Booker had a point, but Biden was hardly the only Democrat onstage to want it “both ways.” The candidates were all quick to praise Obama the man even as they seemed to be running against certain Obama policies—almost more than they were running against Trump. (Obama has avoided taking sides in the primary.)
Read: Waiting for Obama
On health care, for instance, the common denominator was dissatisfaction with the Affordable Care Act. Nearly every candidate agreed it did not go far enough or fast enough. They simply disagree on how fast to go and how best to get there in superseding it. When Senator Kamala Harris boasted that Kathleen Sebelius, an architect of the ACA and former secretary of health and human services, had endorsed her plan, Representative Tulsi Gabbard attacked Sebelius as a shill for the health-care industry. Even Senator Michael Bennet, staking out a moderate view, pressed for the public option for insurance that Obama rejected.

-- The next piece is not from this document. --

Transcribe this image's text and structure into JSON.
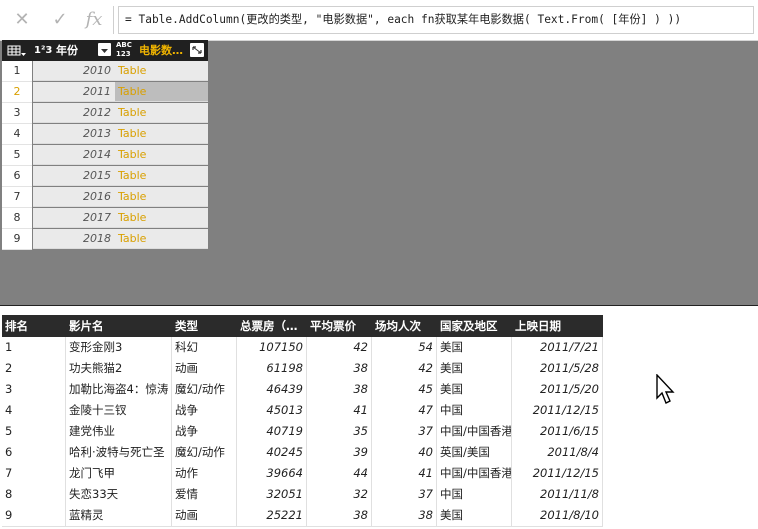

Biden also conceded that the ACA needs updating. “Obamacare is working,” he said, adding: “The way to build this and get to it immediately is to build on Obamacare. Go back and take back all the things that Trump took away and provide a public option.”
Later, the former vice president sought to use Obama as a shield against attacks from rivals on racial-equality issues, including criminal-justice reform and school integration.
“I find it fascinating, everybody is talking about how terrible I am on these issues,” Biden said. “Barack Obama knew exactly who I was. He had 10 lawyers do a background check and everything about me on civil rights and civil liberties and he chose me and he said it was the best decision he made. I’ll take his judgment.”
But Harris sought to weaponize Obama against Biden. Citing Biden’s praise for segregationist Democrats with whom he served early in his Senate career, Harris said, “Had those segregationists [had] their way, I would not be a member of the United States Senate, Cory Booker would not be a member of the United States Senate, and President Obama would not have been in a position to nominate him to the place he holds.”
Julián Castro, who served as secretary of housing and urban development under Obama, also praised his old boss. “We have had about 105 straight months of positive job growth, the longest streak in American history,” Castro said. “Eighty months was due to President Obama. Thank you, Barack Obama.”
The question to Biden about deportation—first asked by a moderator, but then pointedly brought up again by New York Mayor Bill de Blasio—was the closest that anyone onstage would get to criticizing Obama directly. Still, the candidates’ statements on health insurance and border security show that the critical consensus among Democratic presidential hopefuls has moved significantly to the left of Obama since he left office.